Palliative & Therapeutic Harmonization Clinic (PATH clinic)
The PATH Clinic provides assessment and consultation services to help older individuals and their families understand their true health status and outlook for the future.
The goal of the PATH Clinic is to help patients and families learn how to make health care decisions that support patients’ overall health and quality of life.
Location and Contact Information
Who is the PATH for?
The PATH Clinic is for individuals over the age of 65 with multiple chronic health problems including heart failure, kidney disease, dementia and frailty. In most cases, the clinic sees a family member along with the patient.
How do I access this service?
The PATH outpatient clinic at the Geriatric Ambulatory Care Clinic in the Veterans’ Memorial Building is open to clients and their caregivers who:
- have advanced or progressive illnesses;
- have had multiple hospital admissions or uncontrolled symptoms;
- have experienced a progressive decline in mobility, function, or cognition;
- have a dedicated caregiver/family member; and/or
- are interested in receiving more information about their anticipated future health and options for integrating a palliative approach into their existing therapies.

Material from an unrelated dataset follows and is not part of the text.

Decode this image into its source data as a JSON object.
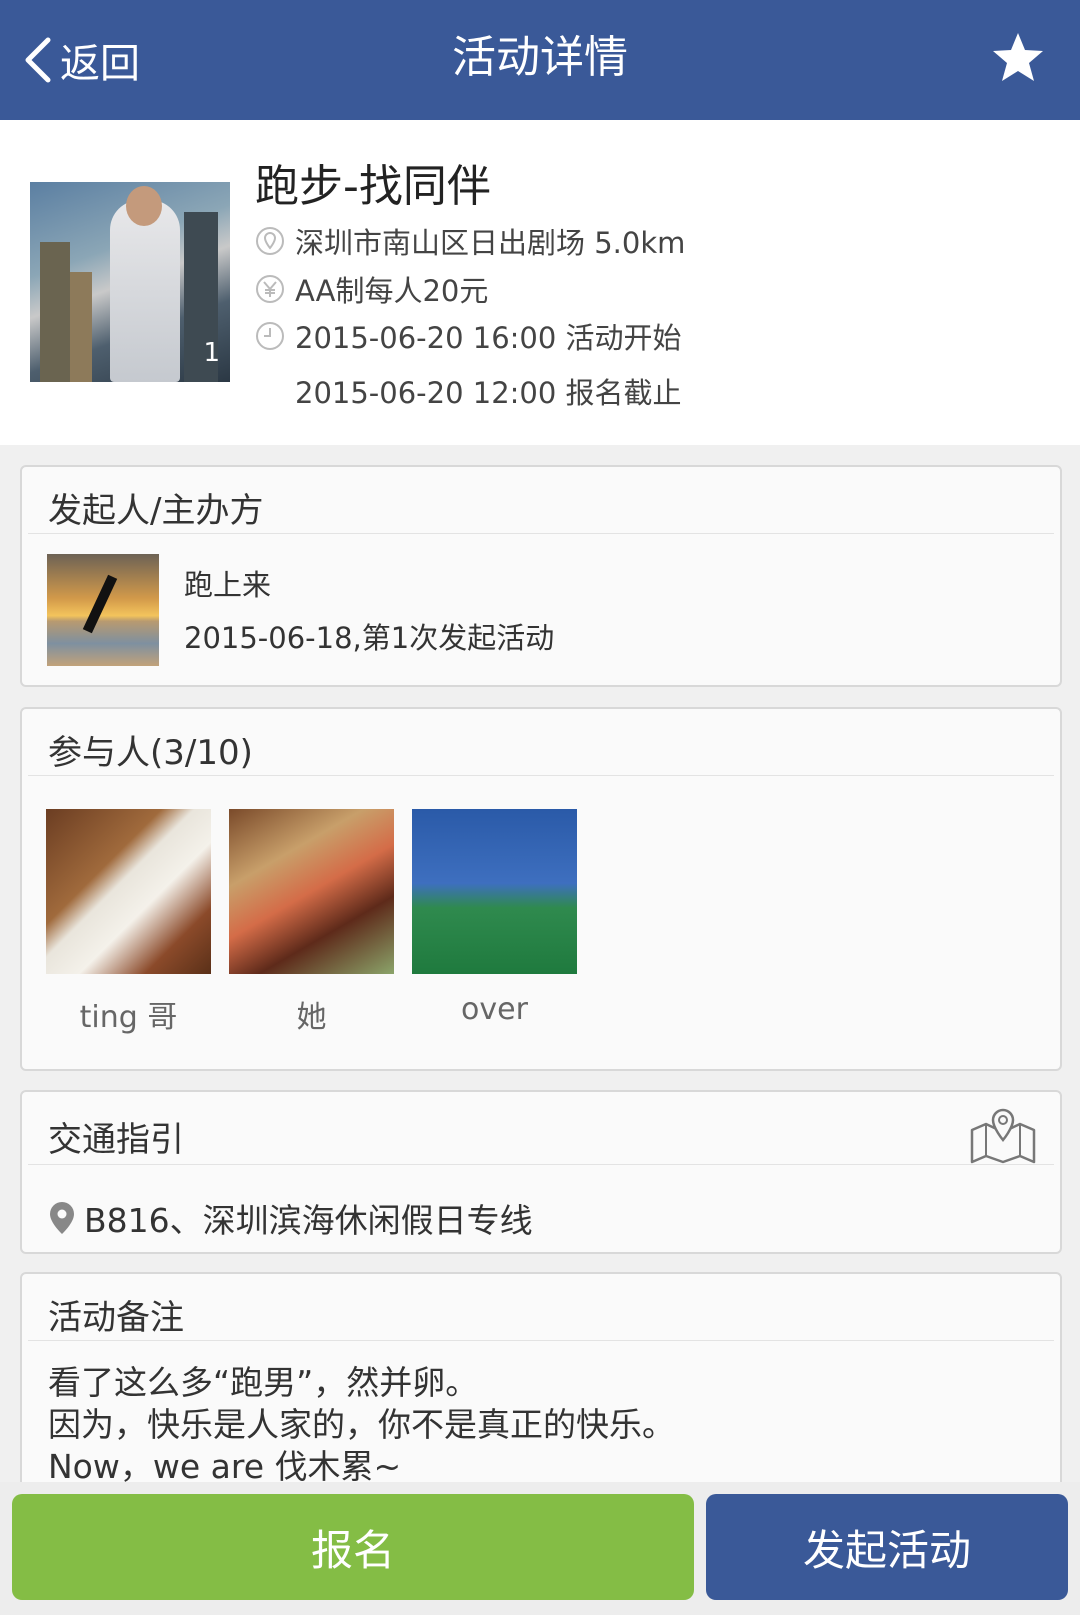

The PATH may not be for everyone. Clients or caregivers who do not wish to receive information about current and future health, or who do not wish to contemplate future health care decisions should not be referred to PATH.
- Referral Form (.pdf)
Why is the PATH important?
As people accumulate health problems, they become frail. This means they have more difficulty recovering from illnesses and injuries than people who are healthier. In fact, some treatments could worsen their overall health status and quality of life. The PATH Clinic helps patients and families understand these issues in relation to their own health status and learn to ask the right questions as new health problems emerge. This way, they can realistically consider the risks and benefits of potential treatments and make wise decisions.
What can I expect from the program?
The PATH process involves 3 clinic visits with the following goals:
Visit 1: Comprehensive assessment of physical, psychological, and social health
Visit 2: Exchange of expectations and information between client, caregiver and health professional
Visit 3: Learning new skills to help with future health decisions
- Physicians at the PATH Clinic conduct a comprehensive assessment of each patient’s physical, mental and social wellbeing. This helps them understand the patient’s complete health picture and how they are likely to respond to potential treatments in the future
- The PATH physicians share the results of the assessment with the patient and family. They answer questions and listen carefully to the concerns and wishes of patients and families. Their goal is to ensure that all parties understand the current situation and what to expect
- PATH physicians work with patients and families to make immediate health care decisions and to chart a course for the kinds of decisions that will need to be made in the future. They inform the patient’s family physician and other relevant health professionals of any decisions that have been made
- At the end of the process, PATH physicians provide patients and families with the knowledge and resources to help them know what questions to ask, and what to consider, when faced with a new health problem. This empowers patients and families to make health care decisions that preserve quality of life and promote dignity
Patients and families have time to reflect on what they are learning after each process and are free to contact the PATH Clinic at any time with questions or concerns.
What are the principles of the program?
The PATH Clinic follows four key principles in its work with patients and families:
- Knowledge is power
- People want and deserve complete and accurate information about their health status and how their health conditions will affect them in the future. We believe that when people truly understand their overall health picture, they will make the best decisions for themselves
- Focus on the big picture
- Doctors must look at what’s best for the overall health of patients with multiple health problems rather than trying to treat each separate illness. Frail older people with many serious chronic illnesses are less likely to respond to treatments. In addition, the treatment for one illness could make another illness worse and cause more overall harm. We believe that doctors must consider how all of a person’s illnesses and potential treatments interact, so they recommend only those steps that will help to improve or maintain overall health
- Carefully explore the risks and benefits
- The best health care decisions are made after full consideration of the long term risks and benefits. Patients and families can only make health care decisions that are right for them if they grasp the true nature of how a situation will unfold. While bad news is hard for doctors to give, and many do not want to take away hope, they must provide complete and honest information about what the future holds. We believe that patients and families can only plan appropriately if they know how severe an illness is, how it will progress, and how it may shorten life
- Ask the right questions
- We believe that taking an organized approach to decisions making, we can help patients and their families learn how to make more carefully considered decisions about what treatments they may or may not want to accept. We will provide you with questions to ask that will allow you to weight the risks and benefits of potential treatments. Although we cannot predict every future decision that you may face, if you choose to join us on the PATH, we will walk you through a program that will teach you the skills you need to make decisions for yourself or your family member now and in the future